Data about app and page elements:
────────────────────────────────────────

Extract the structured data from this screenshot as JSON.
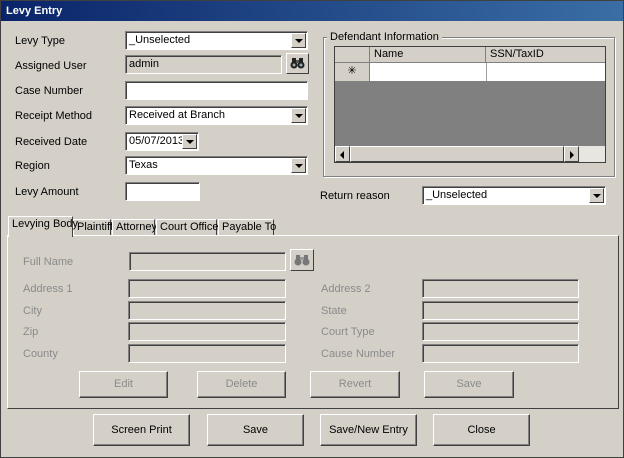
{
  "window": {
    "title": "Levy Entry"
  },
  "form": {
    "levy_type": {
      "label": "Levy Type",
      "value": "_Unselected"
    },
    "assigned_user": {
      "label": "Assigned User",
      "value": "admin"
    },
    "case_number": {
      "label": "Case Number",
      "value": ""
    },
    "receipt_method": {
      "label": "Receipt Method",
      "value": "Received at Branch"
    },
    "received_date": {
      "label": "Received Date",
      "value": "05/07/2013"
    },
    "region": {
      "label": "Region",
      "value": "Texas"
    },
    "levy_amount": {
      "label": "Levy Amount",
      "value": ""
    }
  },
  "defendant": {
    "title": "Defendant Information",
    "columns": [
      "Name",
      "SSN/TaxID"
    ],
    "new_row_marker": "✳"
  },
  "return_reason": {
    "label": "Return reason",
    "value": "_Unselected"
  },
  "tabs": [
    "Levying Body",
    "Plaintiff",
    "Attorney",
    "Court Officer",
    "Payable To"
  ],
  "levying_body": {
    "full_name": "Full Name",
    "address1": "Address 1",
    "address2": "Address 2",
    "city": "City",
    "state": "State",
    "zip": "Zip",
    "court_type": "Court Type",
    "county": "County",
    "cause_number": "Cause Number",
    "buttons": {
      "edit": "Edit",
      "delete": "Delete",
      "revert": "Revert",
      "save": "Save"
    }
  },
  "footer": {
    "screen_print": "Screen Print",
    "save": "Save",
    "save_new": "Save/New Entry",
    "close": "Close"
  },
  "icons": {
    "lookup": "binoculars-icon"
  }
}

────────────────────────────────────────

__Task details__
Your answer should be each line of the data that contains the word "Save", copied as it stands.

__Result of the task__
      "save": "Save"
    "save": "Save",
    "save_new": "Save/New Entry",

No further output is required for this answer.